Sullivan concludes: “If anything comes out of my lab that will be a cure for toxoplasmosis, I’m gonna Jonas Salk it! It will be free. Our research is funded by taxpayer dollars. I don’t understand those who are looking to get rich. No one should reap obscene profits, as often happens in medicine.”
In today’s world, that alone might make him a breakthrough maverick.
Also, go wash your hands.
Calaprice, Alice. Dear Professor Einstein: Letters to and from Children. Prometheus. New York, NY. © 2002.
Graeber, Charles. The Breakthrough: Immunotherapy and The Race to Cure Cancer. Hachette Group. New York, NY. © 2018.
Sullivan, William J. Pleased to Meet Me: Genes, Germs, and the Curious Forces That Make Us Who We Are. Washington DC: National Geographic Partners, LLC. © 2019.
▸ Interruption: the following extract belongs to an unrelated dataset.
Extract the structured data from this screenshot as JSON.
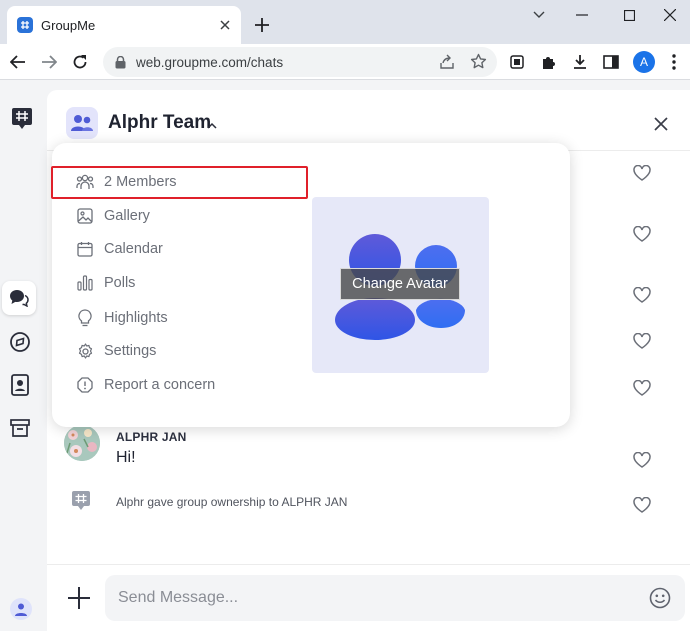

Heather Archuletta is from San Francisco, and has degrees from Mills College in Oakland, and the University of London, England. After working in the tech industry for 17 years, she joined a NASA program for space flight simulations, which studies the long-term effects of weightlessness on the human body. These projects help Johnson Space Center scientists learn more about how to keep astronauts healthy in space for long-duration flights, and she now works to find other qualified applicants for the programs. Her “Pillow Astronaut” blog, which describes the flight sims in both personal and medical detail, has been featured in Wired, Popular Science and FOX in America, as well as news outlets in Europe, India, Scandinavia, and Russia. Read more about Heather’s participation in NASA “bed rest studies” here.